REQUIRED ACTION:
The response should consist of the records, reproduced exactly.

[Records contained in a dataset]

-- Opening Marker --

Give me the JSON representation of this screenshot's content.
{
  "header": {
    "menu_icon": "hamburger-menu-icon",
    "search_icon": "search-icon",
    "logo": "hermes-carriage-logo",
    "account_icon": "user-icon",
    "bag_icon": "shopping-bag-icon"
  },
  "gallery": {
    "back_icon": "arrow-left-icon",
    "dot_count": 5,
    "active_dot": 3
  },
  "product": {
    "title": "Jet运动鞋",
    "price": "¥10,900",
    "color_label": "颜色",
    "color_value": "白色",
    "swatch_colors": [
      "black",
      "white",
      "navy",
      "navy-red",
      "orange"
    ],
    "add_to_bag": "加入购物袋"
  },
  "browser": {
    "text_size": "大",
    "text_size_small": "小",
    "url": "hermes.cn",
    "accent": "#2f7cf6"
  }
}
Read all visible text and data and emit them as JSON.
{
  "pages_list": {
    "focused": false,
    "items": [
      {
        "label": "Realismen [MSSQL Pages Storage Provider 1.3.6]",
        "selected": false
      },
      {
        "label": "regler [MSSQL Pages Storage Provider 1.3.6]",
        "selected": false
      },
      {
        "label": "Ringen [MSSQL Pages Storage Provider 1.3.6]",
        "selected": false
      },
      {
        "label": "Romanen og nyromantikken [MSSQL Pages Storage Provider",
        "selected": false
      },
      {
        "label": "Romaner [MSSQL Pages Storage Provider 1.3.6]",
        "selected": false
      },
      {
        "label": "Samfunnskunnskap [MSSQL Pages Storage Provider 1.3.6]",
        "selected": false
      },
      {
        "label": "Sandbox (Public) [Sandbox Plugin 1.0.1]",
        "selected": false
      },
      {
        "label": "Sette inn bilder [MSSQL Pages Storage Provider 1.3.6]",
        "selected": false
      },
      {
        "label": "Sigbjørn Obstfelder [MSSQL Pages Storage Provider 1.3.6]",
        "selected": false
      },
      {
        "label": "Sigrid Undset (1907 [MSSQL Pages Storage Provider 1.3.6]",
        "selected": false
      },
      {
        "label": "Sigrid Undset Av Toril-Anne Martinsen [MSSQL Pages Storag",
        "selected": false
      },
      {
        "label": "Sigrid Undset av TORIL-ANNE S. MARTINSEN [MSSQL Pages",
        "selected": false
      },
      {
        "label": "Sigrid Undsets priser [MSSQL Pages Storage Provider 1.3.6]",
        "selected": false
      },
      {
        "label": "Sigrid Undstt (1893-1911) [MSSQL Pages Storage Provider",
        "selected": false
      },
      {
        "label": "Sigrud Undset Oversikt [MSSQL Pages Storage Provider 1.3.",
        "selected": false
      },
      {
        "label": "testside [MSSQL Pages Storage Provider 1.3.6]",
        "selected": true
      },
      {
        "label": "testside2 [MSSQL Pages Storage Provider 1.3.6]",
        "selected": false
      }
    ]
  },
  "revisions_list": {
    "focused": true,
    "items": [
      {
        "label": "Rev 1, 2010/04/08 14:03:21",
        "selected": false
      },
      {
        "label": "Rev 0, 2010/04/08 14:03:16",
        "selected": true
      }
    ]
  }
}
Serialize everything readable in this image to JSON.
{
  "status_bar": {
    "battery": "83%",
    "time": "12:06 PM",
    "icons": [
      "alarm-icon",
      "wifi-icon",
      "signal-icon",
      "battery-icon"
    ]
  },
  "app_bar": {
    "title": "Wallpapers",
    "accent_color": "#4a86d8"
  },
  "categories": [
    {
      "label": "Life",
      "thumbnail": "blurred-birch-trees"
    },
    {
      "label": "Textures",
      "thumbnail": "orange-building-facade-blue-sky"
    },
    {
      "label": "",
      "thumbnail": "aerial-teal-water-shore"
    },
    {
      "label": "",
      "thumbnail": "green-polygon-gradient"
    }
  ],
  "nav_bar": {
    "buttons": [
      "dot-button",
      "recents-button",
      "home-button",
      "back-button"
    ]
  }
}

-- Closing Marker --

EXERCISE ANSWER:
Give me the JSON representation of this screenshot's content.
{
  "header": {
    "menu_icon": "hamburger-menu-icon",
    "search_icon": "search-icon",
    "logo": "hermes-carriage-logo",
    "account_icon": "user-icon",
    "bag_icon": "shopping-bag-icon"
  },
  "gallery": {
    "back_icon": "arrow-left-icon",
    "dot_count": 5,
    "active_dot": 3
  },
  "product": {
    "title": "Jet运动鞋",
    "price": "¥10,900",
    "color_label": "颜色",
    "color_value": "白色",
    "swatch_colors": [
      "black",
      "white",
      "navy",
      "navy-red",
      "orange"
    ],
    "add_to_bag": "加入购物袋"
  },
  "browser": {
    "text_size": "大",
    "text_size_small": "小",
    "url": "hermes.cn",
    "accent": "#2f7cf6"
  }
}
Read all visible text and data and emit them as JSON.
{
  "pages_list": {
    "focused": false,
    "items": [
      {
        "label": "Realismen [MSSQL Pages Storage Provider 1.3.6]",
        "selected": false
      },
      {
        "label": "regler [MSSQL Pages Storage Provider 1.3.6]",
        "selected": false
      },
      {
        "label": "Ringen [MSSQL Pages Storage Provider 1.3.6]",
        "selected": false
      },
      {
        "label": "Romanen og nyromantikken [MSSQL Pages Storage Provider",
        "selected": false
      },
      {
        "label": "Romaner [MSSQL Pages Storage Provider 1.3.6]",
        "selected": false
      },
      {
        "label": "Samfunnskunnskap [MSSQL Pages Storage Provider 1.3.6]",
        "selected": false
      },
      {
        "label": "Sandbox (Public) [Sandbox Plugin 1.0.1]",
        "selected": false
      },
      {
        "label": "Sette inn bilder [MSSQL Pages Storage Provider 1.3.6]",
        "selected": false
      },
      {
        "label": "Sigbjørn Obstfelder [MSSQL Pages Storage Provider 1.3.6]",
        "selected": false
      },
      {
        "label": "Sigrid Undset (1907 [MSSQL Pages Storage Provider 1.3.6]",
        "selected": false
      },
      {
        "label": "Sigrid Undset Av Toril-Anne Martinsen [MSSQL Pages Storag",
        "selected": false
      },
      {
        "label": "Sigrid Undset av TORIL-ANNE S. MARTINSEN [MSSQL Pages",
        "selected": false
      },
      {
        "label": "Sigrid Undsets priser [MSSQL Pages Storage Provider 1.3.6]",
        "selected": false
      },
      {
        "label": "Sigrid Undstt (1893-1911) [MSSQL Pages Storage Provider",
        "selected": false
      },
      {
        "label": "Sigrud Undset Oversikt [MSSQL Pages Storage Provider 1.3.",
        "selected": false
      },
      {
        "label": "testside [MSSQL Pages Storage Provider 1.3.6]",
        "selected": true
      },
      {
        "label": "testside2 [MSSQL Pages Storage Provider 1.3.6]",
        "selected": false
      }
    ]
  },
  "revisions_list": {
    "focused": true,
    "items": [
      {
        "label": "Rev 1, 2010/04/08 14:03:21",
        "selected": false
      },
      {
        "label": "Rev 0, 2010/04/08 14:03:16",
        "selected": true
      }
    ]
  }
}
Serialize everything readable in this image to JSON.
{
  "status_bar": {
    "battery": "83%",
    "time": "12:06 PM",
    "icons": [
      "alarm-icon",
      "wifi-icon",
      "signal-icon",
      "battery-icon"
    ]
  },
  "app_bar": {
    "title": "Wallpapers",
    "accent_color": "#4a86d8"
  },
  "categories": [
    {
      "label": "Life",
      "thumbnail": "blurred-birch-trees"
    },
    {
      "label": "Textures",
      "thumbnail": "orange-building-facade-blue-sky"
    },
    {
      "label": "",
      "thumbnail": "aerial-teal-water-shore"
    },
    {
      "label": "",
      "thumbnail": "green-polygon-gradient"
    }
  ],
  "nav_bar": {
    "buttons": [
      "dot-button",
      "recents-button",
      "home-button",
      "back-button"
    ]
  }
}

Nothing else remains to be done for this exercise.